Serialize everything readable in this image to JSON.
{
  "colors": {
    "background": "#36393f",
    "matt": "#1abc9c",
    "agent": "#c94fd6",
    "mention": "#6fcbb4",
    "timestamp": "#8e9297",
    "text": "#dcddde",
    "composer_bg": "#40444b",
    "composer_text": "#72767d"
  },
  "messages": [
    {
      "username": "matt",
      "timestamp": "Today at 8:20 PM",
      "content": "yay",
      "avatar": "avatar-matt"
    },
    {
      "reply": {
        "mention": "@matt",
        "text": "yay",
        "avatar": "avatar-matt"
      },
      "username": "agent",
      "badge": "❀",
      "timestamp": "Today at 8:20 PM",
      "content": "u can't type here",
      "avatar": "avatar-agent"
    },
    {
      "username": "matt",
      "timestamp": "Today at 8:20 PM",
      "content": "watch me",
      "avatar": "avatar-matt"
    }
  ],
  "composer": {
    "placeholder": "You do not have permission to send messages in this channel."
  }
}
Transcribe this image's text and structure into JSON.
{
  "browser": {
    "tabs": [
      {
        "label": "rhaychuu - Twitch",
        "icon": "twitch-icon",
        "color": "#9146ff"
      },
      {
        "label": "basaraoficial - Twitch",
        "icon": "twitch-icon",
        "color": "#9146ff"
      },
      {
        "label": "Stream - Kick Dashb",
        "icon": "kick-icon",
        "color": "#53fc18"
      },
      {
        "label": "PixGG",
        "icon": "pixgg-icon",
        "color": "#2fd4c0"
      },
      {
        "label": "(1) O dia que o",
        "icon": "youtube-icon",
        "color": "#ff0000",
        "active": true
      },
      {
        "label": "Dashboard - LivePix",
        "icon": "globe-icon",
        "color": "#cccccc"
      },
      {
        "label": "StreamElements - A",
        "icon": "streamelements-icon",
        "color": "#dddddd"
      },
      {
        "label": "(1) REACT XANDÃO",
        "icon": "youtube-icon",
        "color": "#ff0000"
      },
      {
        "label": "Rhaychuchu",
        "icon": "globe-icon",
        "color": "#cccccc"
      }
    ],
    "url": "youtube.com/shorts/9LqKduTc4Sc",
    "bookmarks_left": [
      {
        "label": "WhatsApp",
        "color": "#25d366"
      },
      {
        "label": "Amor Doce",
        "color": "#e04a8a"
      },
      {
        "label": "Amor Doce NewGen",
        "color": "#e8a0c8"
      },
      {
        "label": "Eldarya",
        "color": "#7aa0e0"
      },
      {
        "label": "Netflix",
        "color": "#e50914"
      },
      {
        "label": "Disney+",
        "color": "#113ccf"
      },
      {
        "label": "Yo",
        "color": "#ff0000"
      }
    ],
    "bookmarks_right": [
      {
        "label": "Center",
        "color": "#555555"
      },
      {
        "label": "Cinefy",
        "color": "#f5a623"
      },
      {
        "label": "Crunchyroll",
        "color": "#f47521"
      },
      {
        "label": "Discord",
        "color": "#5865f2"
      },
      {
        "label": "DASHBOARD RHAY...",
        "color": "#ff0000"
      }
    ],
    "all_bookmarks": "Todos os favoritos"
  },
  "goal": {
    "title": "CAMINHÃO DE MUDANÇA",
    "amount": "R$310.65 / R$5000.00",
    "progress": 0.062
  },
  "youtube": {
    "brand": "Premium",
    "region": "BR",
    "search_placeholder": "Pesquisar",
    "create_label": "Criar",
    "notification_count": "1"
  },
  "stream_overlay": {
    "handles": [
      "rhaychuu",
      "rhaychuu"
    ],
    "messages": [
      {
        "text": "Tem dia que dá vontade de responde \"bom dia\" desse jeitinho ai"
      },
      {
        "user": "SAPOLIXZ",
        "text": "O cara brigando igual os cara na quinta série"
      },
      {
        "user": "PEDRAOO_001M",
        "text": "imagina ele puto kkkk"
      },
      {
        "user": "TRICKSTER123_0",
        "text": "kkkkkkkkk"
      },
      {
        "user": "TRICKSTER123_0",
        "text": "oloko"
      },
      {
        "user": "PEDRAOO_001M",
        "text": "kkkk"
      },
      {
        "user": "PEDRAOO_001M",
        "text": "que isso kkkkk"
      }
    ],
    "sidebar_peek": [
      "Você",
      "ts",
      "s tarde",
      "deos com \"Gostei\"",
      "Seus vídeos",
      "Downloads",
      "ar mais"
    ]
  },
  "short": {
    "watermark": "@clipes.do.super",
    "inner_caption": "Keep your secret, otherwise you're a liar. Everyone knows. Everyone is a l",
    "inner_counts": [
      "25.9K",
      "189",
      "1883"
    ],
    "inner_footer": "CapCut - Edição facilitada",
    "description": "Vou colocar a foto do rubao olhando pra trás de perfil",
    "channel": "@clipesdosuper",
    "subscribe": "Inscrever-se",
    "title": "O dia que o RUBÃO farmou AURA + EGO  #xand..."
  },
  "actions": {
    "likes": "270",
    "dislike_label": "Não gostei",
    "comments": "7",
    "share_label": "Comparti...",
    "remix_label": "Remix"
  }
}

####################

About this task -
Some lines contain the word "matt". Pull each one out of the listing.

Answer box -
    "matt": "#1abc9c",
      "username": "matt",
      "avatar": "avatar-matt"
        "mention": "@matt",
        "avatar": "avatar-matt"
      "username": "matt",
      "avatar": "avatar-matt"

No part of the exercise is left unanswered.